» Extracted material:
■ ■ ■
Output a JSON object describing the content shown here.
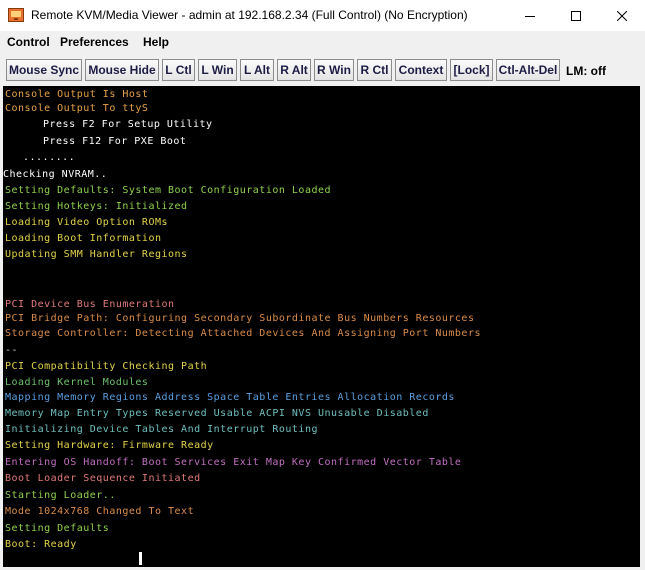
{
  "window": {
    "title": "Remote KVM/Media Viewer - admin at 192.168.2.34 (Full Control) (No Encryption)",
    "app_icon": "kvm-app-icon",
    "controls": [
      "minimize-icon",
      "maximize-icon",
      "close-icon"
    ]
  },
  "menu": {
    "items": [
      "Control",
      "Preferences",
      "Help"
    ]
  },
  "toolbar": {
    "buttons": [
      "Mouse Sync",
      "Mouse Hide",
      "L Ctl",
      "L Win",
      "L Alt",
      "R Alt",
      "R Win",
      "R Ctl",
      "Context",
      "[Lock]",
      "Ctl-Alt-Del"
    ],
    "status": "LM: off"
  },
  "console": {
    "background": "#000000",
    "lines": [
      {
        "text": "Console Output Is Host",
        "color": "#e7a24a"
      },
      {
        "text": "Console Output To ttyS",
        "color": "#e7a24a"
      },
      {
        "text": "Press F2 For Setup Utility",
        "color": "#ffffff"
      },
      {
        "text": "Press F12 For PXE Boot",
        "color": "#ffffff"
      },
      {
        "text": "........",
        "color": "#ffffff"
      },
      {
        "text": "Checking NVRAM..",
        "color": "#ffffff"
      },
      {
        "text": "Setting Defaults: System Boot Configuration Loaded",
        "color": "#8fd14f"
      },
      {
        "text": "Setting Hotkeys: Initialized",
        "color": "#8fd14f"
      },
      {
        "text": "Loading Video Option ROMs",
        "color": "#e3d44b"
      },
      {
        "text": "Loading Boot Information",
        "color": "#e3d44b"
      },
      {
        "text": "Updating SMM Handler Regions",
        "color": "#e3d44b"
      },
      {
        "text": "",
        "color": "#000000"
      },
      {
        "text": "",
        "color": "#000000"
      },
      {
        "text": "PCI Device Bus Enumeration",
        "color": "#e07a7a"
      },
      {
        "text": "PCI Bridge Path: Configuring Secondary Subordinate Bus Numbers Resources",
        "color": "#d98c4a"
      },
      {
        "text": "Storage Controller: Detecting Attached Devices And Assigning Port Numbers",
        "color": "#d98c4a"
      },
      {
        "text": "--",
        "color": "#cfcfcf"
      },
      {
        "text": "PCI Compatibility Checking Path",
        "color": "#e3d44b"
      },
      {
        "text": "Loading Kernel Modules",
        "color": "#6fbf6f"
      },
      {
        "text": "Mapping Memory Regions Address Space Table Entries Allocation Records",
        "color": "#5a9fe0"
      },
      {
        "text": "Memory Map Entry Types Reserved Usable ACPI NVS Unusable Disabled",
        "color": "#6fbfbf"
      },
      {
        "text": "Initializing Device Tables And Interrupt Routing",
        "color": "#6fbfbf"
      },
      {
        "text": "Setting Hardware: Firmware Ready",
        "color": "#e3d44b"
      },
      {
        "text": "Entering OS Handoff: Boot Services Exit Map Key Confirmed Vector Table",
        "color": "#c070c0"
      },
      {
        "text": "Boot Loader Sequence Initiated",
        "color": "#e07a7a"
      },
      {
        "text": "Starting Loader..",
        "color": "#8fd14f"
      },
      {
        "text": "Mode 1024x768 Changed To Text",
        "color": "#d98c4a"
      },
      {
        "text": "Setting Defaults",
        "color": "#8fd14f"
      },
      {
        "text": "Boot: Ready",
        "color": "#e3d44b"
      }
    ]
  }
}
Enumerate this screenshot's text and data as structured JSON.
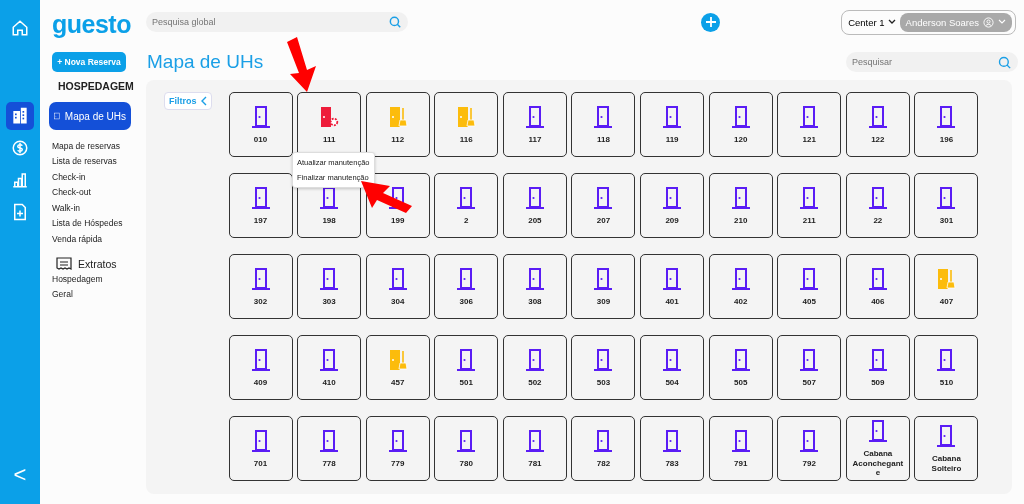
{
  "logo": "guesto",
  "rail": [
    {
      "kind": "home",
      "selected": false
    },
    {
      "kind": "building",
      "selected": true
    },
    {
      "kind": "money",
      "selected": false
    },
    {
      "kind": "chart",
      "selected": false
    },
    {
      "kind": "file",
      "selected": false
    }
  ],
  "rail_back": "<",
  "top": {
    "search_placeholder": "Pesquisa global",
    "unit": "Center 1",
    "user": "Anderson Soares"
  },
  "sidebar": {
    "new_button": "+ Nova Reserva",
    "section": "HOSPEDAGEM",
    "items": [
      {
        "label": "Mapa de UHs",
        "selected": true
      },
      {
        "label": "Mapa de reservas",
        "selected": false
      },
      {
        "label": "Lista de reservas",
        "selected": false
      },
      {
        "label": "Check-in",
        "selected": false
      },
      {
        "label": "Check-out",
        "selected": false
      },
      {
        "label": "Walk-in",
        "selected": false
      },
      {
        "label": "Lista de Hóspedes",
        "selected": false
      },
      {
        "label": "Venda rápida",
        "selected": false
      }
    ],
    "group": "Extratos",
    "group_items": [
      "Hospedagem",
      "Geral"
    ]
  },
  "page": {
    "title": "Mapa de UHs",
    "search_placeholder": "Pesquisar",
    "filters": "Filtros"
  },
  "rooms": [
    {
      "label": "010",
      "kind": "free"
    },
    {
      "label": "111",
      "kind": "maintenance"
    },
    {
      "label": "112",
      "kind": "cleaning"
    },
    {
      "label": "116",
      "kind": "cleaning"
    },
    {
      "label": "117",
      "kind": "free"
    },
    {
      "label": "118",
      "kind": "free"
    },
    {
      "label": "119",
      "kind": "free"
    },
    {
      "label": "120",
      "kind": "free"
    },
    {
      "label": "121",
      "kind": "free"
    },
    {
      "label": "122",
      "kind": "free"
    },
    {
      "label": "196",
      "kind": "free"
    },
    {
      "label": "197",
      "kind": "free"
    },
    {
      "label": "198",
      "kind": "free"
    },
    {
      "label": "199",
      "kind": "free"
    },
    {
      "label": "2",
      "kind": "free"
    },
    {
      "label": "205",
      "kind": "free"
    },
    {
      "label": "207",
      "kind": "free"
    },
    {
      "label": "209",
      "kind": "free"
    },
    {
      "label": "210",
      "kind": "free"
    },
    {
      "label": "211",
      "kind": "free"
    },
    {
      "label": "22",
      "kind": "free"
    },
    {
      "label": "301",
      "kind": "free"
    },
    {
      "label": "302",
      "kind": "free"
    },
    {
      "label": "303",
      "kind": "free"
    },
    {
      "label": "304",
      "kind": "free"
    },
    {
      "label": "306",
      "kind": "free"
    },
    {
      "label": "308",
      "kind": "free"
    },
    {
      "label": "309",
      "kind": "free"
    },
    {
      "label": "401",
      "kind": "free"
    },
    {
      "label": "402",
      "kind": "free"
    },
    {
      "label": "405",
      "kind": "free"
    },
    {
      "label": "406",
      "kind": "free"
    },
    {
      "label": "407",
      "kind": "cleaning"
    },
    {
      "label": "409",
      "kind": "free"
    },
    {
      "label": "410",
      "kind": "free"
    },
    {
      "label": "457",
      "kind": "cleaning"
    },
    {
      "label": "501",
      "kind": "free"
    },
    {
      "label": "502",
      "kind": "free"
    },
    {
      "label": "503",
      "kind": "free"
    },
    {
      "label": "504",
      "kind": "free"
    },
    {
      "label": "505",
      "kind": "free"
    },
    {
      "label": "507",
      "kind": "free"
    },
    {
      "label": "509",
      "kind": "free"
    },
    {
      "label": "510",
      "kind": "free"
    },
    {
      "label": "701",
      "kind": "free"
    },
    {
      "label": "778",
      "kind": "free"
    },
    {
      "label": "779",
      "kind": "free"
    },
    {
      "label": "780",
      "kind": "free"
    },
    {
      "label": "781",
      "kind": "free"
    },
    {
      "label": "782",
      "kind": "free"
    },
    {
      "label": "783",
      "kind": "free"
    },
    {
      "label": "791",
      "kind": "free"
    },
    {
      "label": "792",
      "kind": "free"
    },
    {
      "label": "Cabana Aconchegant e",
      "kind": "free"
    },
    {
      "label": "Cabana Solteiro",
      "kind": "free"
    }
  ],
  "context_menu": [
    "Atualizar manutenção",
    "Finalizar manutenção"
  ]
}
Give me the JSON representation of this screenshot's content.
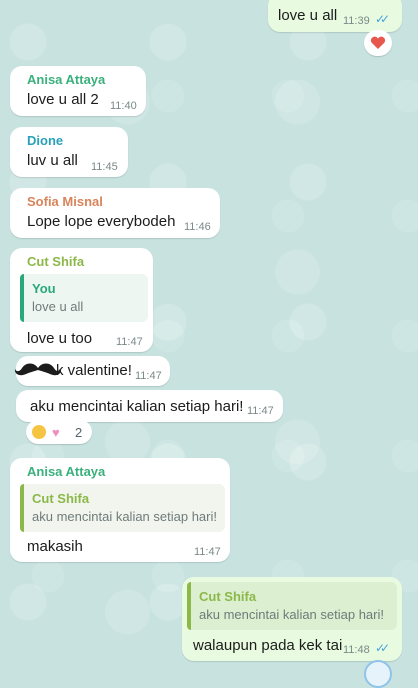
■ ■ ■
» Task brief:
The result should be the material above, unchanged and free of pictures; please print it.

» Solution for this problem:
Output a JSON object describing the content shown here.
{
  "window": {
    "title": "Remote KVM/Media Viewer - admin at 192.168.2.34 (Full Control) (No Encryption)",
    "app_icon": "kvm-app-icon",
    "controls": [
      "minimize-icon",
      "maximize-icon",
      "close-icon"
    ]
  },
  "menu": {
    "items": [
      "Control",
      "Preferences",
      "Help"
    ]
  },
  "toolbar": {
    "buttons": [
      "Mouse Sync",
      "Mouse Hide",
      "L Ctl",
      "L Win",
      "L Alt",
      "R Alt",
      "R Win",
      "R Ctl",
      "Context",
      "[Lock]",
      "Ctl-Alt-Del"
    ],
    "status": "LM: off"
  },
  "console": {
    "background": "#000000",
    "lines": [
      {
        "text": "Console Output Is Host",
        "color": "#e7a24a"
      },
      {
        "text": "Console Output To ttyS",
        "color": "#e7a24a"
      },
      {
        "text": "Press F2 For Setup Utility",
        "color": "#ffffff"
      },
      {
        "text": "Press F12 For PXE Boot",
        "color": "#ffffff"
      },
      {
        "text": "........",
        "color": "#ffffff"
      },
      {
        "text": "Checking NVRAM..",
        "color": "#ffffff"
      },
      {
        "text": "Setting Defaults: System Boot Configuration Loaded",
        "color": "#8fd14f"
      },
      {
        "text": "Setting Hotkeys: Initialized",
        "color": "#8fd14f"
      },
      {
        "text": "Loading Video Option ROMs",
        "color": "#e3d44b"
      },
      {
        "text": "Loading Boot Information",
        "color": "#e3d44b"
      },
      {
        "text": "Updating SMM Handler Regions",
        "color": "#e3d44b"
      },
      {
        "text": "",
        "color": "#000000"
      },
      {
        "text": "",
        "color": "#000000"
      },
      {
        "text": "PCI Device Bus Enumeration",
        "color": "#e07a7a"
      },
      {
        "text": "PCI Bridge Path: Configuring Secondary Subordinate Bus Numbers Resources",
        "color": "#d98c4a"
      },
      {
        "text": "Storage Controller: Detecting Attached Devices And Assigning Port Numbers",
        "color": "#d98c4a"
      },
      {
        "text": "--",
        "color": "#cfcfcf"
      },
      {
        "text": "PCI Compatibility Checking Path",
        "color": "#e3d44b"
      },
      {
        "text": "Loading Kernel Modules",
        "color": "#6fbf6f"
      },
      {
        "text": "Mapping Memory Regions Address Space Table Entries Allocation Records",
        "color": "#5a9fe0"
      },
      {
        "text": "Memory Map Entry Types Reserved Usable ACPI NVS Unusable Disabled",
        "color": "#6fbfbf"
      },
      {
        "text": "Initializing Device Tables And Interrupt Routing",
        "color": "#6fbfbf"
      },
      {
        "text": "Setting Hardware: Firmware Ready",
        "color": "#e3d44b"
      },
      {
        "text": "Entering OS Handoff: Boot Services Exit Map Key Confirmed Vector Table",
        "color": "#c070c0"
      },
      {
        "text": "Boot Loader Sequence Initiated",
        "color": "#e07a7a"
      },
      {
        "text": "Starting Loader..",
        "color": "#8fd14f"
      },
      {
        "text": "Mode 1024x768 Changed To Text",
        "color": "#d98c4a"
      },
      {
        "text": "Setting Defaults",
        "color": "#8fd14f"
      },
      {
        "text": "Boot: Ready",
        "color": "#e3d44b"
      }
    ]
  }
}
Enumerate this screenshot's text and data as structured JSON.
{
  "logo": "guesto",
  "rail": [
    {
      "kind": "home",
      "selected": false
    },
    {
      "kind": "building",
      "selected": true
    },
    {
      "kind": "money",
      "selected": false
    },
    {
      "kind": "chart",
      "selected": false
    },
    {
      "kind": "file",
      "selected": false
    }
  ],
  "rail_back": "<",
  "top": {
    "search_placeholder": "Pesquisa global",
    "unit": "Center 1",
    "user": "Anderson Soares"
  },
  "sidebar": {
    "new_button": "+ Nova Reserva",
    "section": "HOSPEDAGEM",
    "items": [
      {
        "label": "Mapa de UHs",
        "selected": true
      },
      {
        "label": "Mapa de reservas",
        "selected": false
      },
      {
        "label": "Lista de reservas",
        "selected": false
      },
      {
        "label": "Check-in",
        "selected": false
      },
      {
        "label": "Check-out",
        "selected": false
      },
      {
        "label": "Walk-in",
        "selected": false
      },
      {
        "label": "Lista de Hóspedes",
        "selected": false
      },
      {
        "label": "Venda rápida",
        "selected": false
      }
    ],
    "group": "Extratos",
    "group_items": [
      "Hospedagem",
      "Geral"
    ]
  },
  "page": {
    "title": "Mapa de UHs",
    "search_placeholder": "Pesquisar",
    "filters": "Filtros"
  },
  "rooms": [
    {
      "label": "010",
      "kind": "free"
    },
    {
      "label": "111",
      "kind": "maintenance"
    },
    {
      "label": "112",
      "kind": "cleaning"
    },
    {
      "label": "116",
      "kind": "cleaning"
    },
    {
      "label": "117",
      "kind": "free"
    },
    {
      "label": "118",
      "kind": "free"
    },
    {
      "label": "119",
      "kind": "free"
    },
    {
      "label": "120",
      "kind": "free"
    },
    {
      "label": "121",
      "kind": "free"
    },
    {
      "label": "122",
      "kind": "free"
    },
    {
      "label": "196",
      "kind": "free"
    },
    {
      "label": "197",
      "kind": "free"
    },
    {
      "label": "198",
      "kind": "free"
    },
    {
      "label": "199",
      "kind": "free"
    },
    {
      "label": "2",
      "kind": "free"
    },
    {
      "label": "205",
      "kind": "free"
    },
    {
      "label": "207",
      "kind": "free"
    },
    {
      "label": "209",
      "kind": "free"
    },
    {
      "label": "210",
      "kind": "free"
    },
    {
      "label": "211",
      "kind": "free"
    },
    {
      "label": "22",
      "kind": "free"
    },
    {
      "label": "301",
      "kind": "free"
    },
    {
      "label": "302",
      "kind": "free"
    },
    {
      "label": "303",
      "kind": "free"
    },
    {
      "label": "304",
      "kind": "free"
    },
    {
      "label": "306",
      "kind": "free"
    },
    {
      "label": "308",
      "kind": "free"
    },
    {
      "label": "309",
      "kind": "free"
    },
    {
      "label": "401",
      "kind": "free"
    },
    {
      "label": "402",
      "kind": "free"
    },
    {
      "label": "405",
      "kind": "free"
    },
    {
      "label": "406",
      "kind": "free"
    },
    {
      "label": "407",
      "kind": "cleaning"
    },
    {
      "label": "409",
      "kind": "free"
    },
    {
      "label": "410",
      "kind": "free"
    },
    {
      "label": "457",
      "kind": "cleaning"
    },
    {
      "label": "501",
      "kind": "free"
    },
    {
      "label": "502",
      "kind": "free"
    },
    {
      "label": "503",
      "kind": "free"
    },
    {
      "label": "504",
      "kind": "free"
    },
    {
      "label": "505",
      "kind": "free"
    },
    {
      "label": "507",
      "kind": "free"
    },
    {
      "label": "509",
      "kind": "free"
    },
    {
      "label": "510",
      "kind": "free"
    },
    {
      "label": "701",
      "kind": "free"
    },
    {
      "label": "778",
      "kind": "free"
    },
    {
      "label": "779",
      "kind": "free"
    },
    {
      "label": "780",
      "kind": "free"
    },
    {
      "label": "781",
      "kind": "free"
    },
    {
      "label": "782",
      "kind": "free"
    },
    {
      "label": "783",
      "kind": "free"
    },
    {
      "label": "791",
      "kind": "free"
    },
    {
      "label": "792",
      "kind": "free"
    },
    {
      "label": "Cabana Aconchegant e",
      "kind": "free"
    },
    {
      "label": "Cabana Solteiro",
      "kind": "free"
    }
  ],
  "context_menu": [
    "Atualizar manutenção",
    "Finalizar manutenção"
  ]
}
Give me the JSON representation of this screenshot's content.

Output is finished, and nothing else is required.